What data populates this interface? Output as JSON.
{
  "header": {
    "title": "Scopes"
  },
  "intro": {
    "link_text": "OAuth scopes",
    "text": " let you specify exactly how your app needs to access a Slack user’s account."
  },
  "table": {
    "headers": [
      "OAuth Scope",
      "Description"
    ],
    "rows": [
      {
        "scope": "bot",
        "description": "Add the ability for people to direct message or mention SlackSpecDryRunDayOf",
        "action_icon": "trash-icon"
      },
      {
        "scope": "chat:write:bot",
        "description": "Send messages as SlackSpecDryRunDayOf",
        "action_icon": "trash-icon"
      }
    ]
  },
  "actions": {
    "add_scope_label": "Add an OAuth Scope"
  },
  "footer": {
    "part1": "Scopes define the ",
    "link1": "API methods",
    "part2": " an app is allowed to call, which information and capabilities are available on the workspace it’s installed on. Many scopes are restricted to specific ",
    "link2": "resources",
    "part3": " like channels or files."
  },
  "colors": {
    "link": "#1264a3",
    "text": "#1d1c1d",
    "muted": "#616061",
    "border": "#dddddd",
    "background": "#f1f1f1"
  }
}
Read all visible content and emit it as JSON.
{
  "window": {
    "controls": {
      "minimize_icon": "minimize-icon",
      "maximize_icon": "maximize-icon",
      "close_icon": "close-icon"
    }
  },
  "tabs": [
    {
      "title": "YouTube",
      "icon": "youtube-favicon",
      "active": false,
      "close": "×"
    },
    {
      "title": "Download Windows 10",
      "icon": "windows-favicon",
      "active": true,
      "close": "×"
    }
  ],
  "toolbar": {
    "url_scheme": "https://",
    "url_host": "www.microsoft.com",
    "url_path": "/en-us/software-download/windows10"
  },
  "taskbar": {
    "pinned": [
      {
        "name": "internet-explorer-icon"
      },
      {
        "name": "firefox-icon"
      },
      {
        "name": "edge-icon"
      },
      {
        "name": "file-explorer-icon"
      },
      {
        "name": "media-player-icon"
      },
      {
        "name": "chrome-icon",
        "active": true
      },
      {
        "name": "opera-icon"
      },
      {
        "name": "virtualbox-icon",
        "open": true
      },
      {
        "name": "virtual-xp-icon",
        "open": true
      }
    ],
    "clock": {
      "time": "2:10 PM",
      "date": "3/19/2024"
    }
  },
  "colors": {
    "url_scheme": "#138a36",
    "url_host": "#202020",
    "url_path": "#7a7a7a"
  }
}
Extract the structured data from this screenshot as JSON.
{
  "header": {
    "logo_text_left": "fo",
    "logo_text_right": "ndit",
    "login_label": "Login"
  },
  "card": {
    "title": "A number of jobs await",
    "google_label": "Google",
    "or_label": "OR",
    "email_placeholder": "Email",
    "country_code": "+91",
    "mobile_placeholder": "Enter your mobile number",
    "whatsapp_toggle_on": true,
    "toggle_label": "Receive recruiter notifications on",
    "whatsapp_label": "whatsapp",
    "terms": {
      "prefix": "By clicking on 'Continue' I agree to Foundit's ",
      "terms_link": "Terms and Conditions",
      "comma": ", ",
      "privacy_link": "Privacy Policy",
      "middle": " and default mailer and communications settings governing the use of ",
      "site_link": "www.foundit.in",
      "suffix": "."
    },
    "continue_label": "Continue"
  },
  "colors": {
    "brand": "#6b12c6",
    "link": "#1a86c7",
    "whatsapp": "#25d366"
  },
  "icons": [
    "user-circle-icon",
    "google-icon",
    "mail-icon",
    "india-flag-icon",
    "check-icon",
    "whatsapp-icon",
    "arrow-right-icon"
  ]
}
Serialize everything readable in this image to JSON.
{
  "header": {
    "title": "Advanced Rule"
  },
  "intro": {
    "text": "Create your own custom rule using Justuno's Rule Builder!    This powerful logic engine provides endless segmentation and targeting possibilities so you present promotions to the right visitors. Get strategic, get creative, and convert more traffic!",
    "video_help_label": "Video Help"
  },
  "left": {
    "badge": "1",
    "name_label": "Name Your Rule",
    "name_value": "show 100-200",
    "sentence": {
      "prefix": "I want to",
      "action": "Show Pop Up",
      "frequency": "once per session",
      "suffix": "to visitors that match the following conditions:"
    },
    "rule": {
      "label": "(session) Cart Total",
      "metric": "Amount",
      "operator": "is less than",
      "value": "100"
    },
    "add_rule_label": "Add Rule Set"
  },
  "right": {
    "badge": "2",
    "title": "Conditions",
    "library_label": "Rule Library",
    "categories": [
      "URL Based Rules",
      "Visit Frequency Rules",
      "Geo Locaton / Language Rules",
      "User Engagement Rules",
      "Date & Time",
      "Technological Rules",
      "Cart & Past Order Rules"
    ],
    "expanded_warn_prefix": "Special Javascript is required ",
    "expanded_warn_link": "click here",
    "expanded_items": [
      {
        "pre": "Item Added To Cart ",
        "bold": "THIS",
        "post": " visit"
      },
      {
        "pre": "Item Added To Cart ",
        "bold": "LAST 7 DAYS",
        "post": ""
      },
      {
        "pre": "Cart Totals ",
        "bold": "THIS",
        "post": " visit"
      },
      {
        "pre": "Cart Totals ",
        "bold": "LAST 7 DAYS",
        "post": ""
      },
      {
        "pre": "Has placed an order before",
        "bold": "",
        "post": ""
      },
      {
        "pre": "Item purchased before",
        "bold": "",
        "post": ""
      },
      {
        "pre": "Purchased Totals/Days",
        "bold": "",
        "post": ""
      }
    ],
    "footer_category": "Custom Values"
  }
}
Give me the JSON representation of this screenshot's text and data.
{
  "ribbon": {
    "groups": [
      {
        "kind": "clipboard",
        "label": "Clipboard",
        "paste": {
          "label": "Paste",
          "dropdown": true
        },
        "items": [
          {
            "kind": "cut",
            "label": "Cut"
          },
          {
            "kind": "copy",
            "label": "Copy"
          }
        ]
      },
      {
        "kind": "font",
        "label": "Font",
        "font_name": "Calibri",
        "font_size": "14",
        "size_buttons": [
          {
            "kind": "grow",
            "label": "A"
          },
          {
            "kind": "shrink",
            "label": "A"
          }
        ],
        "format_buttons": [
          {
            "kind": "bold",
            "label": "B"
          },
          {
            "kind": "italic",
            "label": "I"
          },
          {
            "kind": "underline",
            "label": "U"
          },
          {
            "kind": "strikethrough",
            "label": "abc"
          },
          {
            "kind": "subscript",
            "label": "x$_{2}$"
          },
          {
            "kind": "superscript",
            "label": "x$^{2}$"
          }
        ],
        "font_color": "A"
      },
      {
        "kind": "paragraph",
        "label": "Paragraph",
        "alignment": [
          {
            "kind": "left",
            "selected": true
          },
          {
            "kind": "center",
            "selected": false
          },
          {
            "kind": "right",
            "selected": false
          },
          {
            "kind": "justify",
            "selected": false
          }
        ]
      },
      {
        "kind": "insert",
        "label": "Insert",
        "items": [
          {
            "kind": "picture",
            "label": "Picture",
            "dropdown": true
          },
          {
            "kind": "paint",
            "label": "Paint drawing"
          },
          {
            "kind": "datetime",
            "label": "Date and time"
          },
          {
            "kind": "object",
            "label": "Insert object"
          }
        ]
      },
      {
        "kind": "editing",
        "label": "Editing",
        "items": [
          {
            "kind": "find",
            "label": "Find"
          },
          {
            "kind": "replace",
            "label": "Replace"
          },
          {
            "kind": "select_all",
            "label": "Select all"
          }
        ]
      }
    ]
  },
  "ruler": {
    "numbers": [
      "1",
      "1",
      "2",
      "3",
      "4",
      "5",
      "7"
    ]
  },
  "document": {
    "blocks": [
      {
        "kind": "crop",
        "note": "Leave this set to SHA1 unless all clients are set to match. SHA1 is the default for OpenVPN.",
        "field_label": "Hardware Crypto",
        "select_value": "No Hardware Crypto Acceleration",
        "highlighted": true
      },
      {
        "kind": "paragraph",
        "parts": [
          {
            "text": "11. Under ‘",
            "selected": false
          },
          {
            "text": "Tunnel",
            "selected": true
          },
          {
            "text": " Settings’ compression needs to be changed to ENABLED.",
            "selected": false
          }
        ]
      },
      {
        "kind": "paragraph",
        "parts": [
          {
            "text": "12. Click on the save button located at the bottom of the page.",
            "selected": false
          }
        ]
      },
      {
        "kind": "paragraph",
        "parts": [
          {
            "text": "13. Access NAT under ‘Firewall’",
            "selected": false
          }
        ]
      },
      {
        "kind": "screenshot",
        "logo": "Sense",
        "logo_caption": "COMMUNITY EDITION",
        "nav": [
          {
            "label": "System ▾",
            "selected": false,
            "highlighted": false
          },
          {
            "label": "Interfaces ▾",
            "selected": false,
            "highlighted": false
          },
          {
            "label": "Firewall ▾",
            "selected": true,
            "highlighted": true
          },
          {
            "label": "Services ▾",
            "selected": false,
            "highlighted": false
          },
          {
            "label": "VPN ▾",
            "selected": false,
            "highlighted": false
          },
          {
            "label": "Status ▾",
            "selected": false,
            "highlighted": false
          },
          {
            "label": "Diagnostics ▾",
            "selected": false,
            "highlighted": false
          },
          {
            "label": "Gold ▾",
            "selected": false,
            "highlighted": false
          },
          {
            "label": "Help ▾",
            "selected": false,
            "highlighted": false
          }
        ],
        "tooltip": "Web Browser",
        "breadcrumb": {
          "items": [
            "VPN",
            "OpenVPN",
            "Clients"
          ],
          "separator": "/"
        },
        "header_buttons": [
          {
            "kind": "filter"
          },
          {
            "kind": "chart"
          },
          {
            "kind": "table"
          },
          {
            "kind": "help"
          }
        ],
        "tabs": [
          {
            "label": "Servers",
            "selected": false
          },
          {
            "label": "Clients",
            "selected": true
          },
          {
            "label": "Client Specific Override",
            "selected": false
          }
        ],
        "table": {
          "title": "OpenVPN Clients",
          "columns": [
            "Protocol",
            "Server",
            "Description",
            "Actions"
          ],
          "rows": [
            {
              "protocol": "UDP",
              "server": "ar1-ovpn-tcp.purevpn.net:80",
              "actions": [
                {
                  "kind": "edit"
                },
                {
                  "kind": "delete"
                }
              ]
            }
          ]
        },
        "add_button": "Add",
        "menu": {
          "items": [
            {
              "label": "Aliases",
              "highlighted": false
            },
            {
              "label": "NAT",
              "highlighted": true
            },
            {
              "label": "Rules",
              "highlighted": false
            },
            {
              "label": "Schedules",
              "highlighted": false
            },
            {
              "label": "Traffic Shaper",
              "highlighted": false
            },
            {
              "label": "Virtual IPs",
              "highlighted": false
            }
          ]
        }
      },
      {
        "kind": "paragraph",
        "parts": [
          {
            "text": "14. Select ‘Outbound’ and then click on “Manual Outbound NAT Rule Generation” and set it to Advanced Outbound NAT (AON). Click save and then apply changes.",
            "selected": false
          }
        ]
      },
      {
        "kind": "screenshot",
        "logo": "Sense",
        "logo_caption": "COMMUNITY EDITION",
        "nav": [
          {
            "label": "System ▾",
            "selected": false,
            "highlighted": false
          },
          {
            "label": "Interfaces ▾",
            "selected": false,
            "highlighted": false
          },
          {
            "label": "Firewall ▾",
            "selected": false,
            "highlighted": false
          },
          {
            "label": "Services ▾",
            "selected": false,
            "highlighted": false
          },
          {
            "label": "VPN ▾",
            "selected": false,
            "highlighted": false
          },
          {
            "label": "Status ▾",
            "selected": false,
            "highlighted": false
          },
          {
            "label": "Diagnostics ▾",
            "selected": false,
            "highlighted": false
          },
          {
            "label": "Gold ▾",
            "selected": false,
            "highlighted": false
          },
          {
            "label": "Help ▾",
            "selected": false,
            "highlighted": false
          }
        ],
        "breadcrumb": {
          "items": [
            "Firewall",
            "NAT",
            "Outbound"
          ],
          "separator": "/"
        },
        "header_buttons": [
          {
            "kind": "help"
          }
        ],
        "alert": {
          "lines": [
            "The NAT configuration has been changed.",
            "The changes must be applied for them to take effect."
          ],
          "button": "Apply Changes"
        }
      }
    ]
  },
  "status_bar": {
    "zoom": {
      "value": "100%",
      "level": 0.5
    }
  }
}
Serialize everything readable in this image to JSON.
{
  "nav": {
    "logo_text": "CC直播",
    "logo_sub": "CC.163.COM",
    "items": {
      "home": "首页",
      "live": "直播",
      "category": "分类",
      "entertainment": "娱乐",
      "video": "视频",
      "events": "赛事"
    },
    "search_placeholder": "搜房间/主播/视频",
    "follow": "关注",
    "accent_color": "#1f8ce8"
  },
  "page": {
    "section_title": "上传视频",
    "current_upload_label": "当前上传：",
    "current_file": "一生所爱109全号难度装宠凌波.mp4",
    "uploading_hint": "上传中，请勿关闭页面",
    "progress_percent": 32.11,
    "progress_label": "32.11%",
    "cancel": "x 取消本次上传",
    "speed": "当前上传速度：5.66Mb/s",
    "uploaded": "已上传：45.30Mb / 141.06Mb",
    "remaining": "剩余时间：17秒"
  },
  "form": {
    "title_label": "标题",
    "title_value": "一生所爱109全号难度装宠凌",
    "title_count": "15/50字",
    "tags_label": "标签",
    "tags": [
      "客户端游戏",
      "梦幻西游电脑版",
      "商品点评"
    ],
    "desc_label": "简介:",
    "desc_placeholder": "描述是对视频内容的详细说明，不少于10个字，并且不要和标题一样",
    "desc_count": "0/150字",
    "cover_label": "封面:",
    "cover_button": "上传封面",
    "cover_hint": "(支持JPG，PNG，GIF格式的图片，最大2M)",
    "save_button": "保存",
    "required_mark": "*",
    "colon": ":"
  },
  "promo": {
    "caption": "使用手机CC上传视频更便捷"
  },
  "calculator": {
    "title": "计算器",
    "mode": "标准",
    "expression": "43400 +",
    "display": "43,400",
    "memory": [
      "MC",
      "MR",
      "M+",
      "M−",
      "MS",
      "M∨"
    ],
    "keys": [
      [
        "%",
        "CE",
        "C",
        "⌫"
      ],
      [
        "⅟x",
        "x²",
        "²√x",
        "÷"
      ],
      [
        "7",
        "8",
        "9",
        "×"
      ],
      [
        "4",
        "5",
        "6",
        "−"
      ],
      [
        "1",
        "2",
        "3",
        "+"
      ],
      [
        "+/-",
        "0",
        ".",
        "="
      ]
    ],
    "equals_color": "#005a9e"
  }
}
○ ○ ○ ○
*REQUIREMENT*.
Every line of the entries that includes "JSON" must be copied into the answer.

*EXERCISE ANSWER*.
What data populates this interface? Output as JSON.
Read all visible content and emit it as JSON.
Extract the structured data from this screenshot as JSON.
Serialize everything readable in this image to JSON.
Give me the JSON representation of this screenshot's text and data.
Serialize everything readable in this image to JSON.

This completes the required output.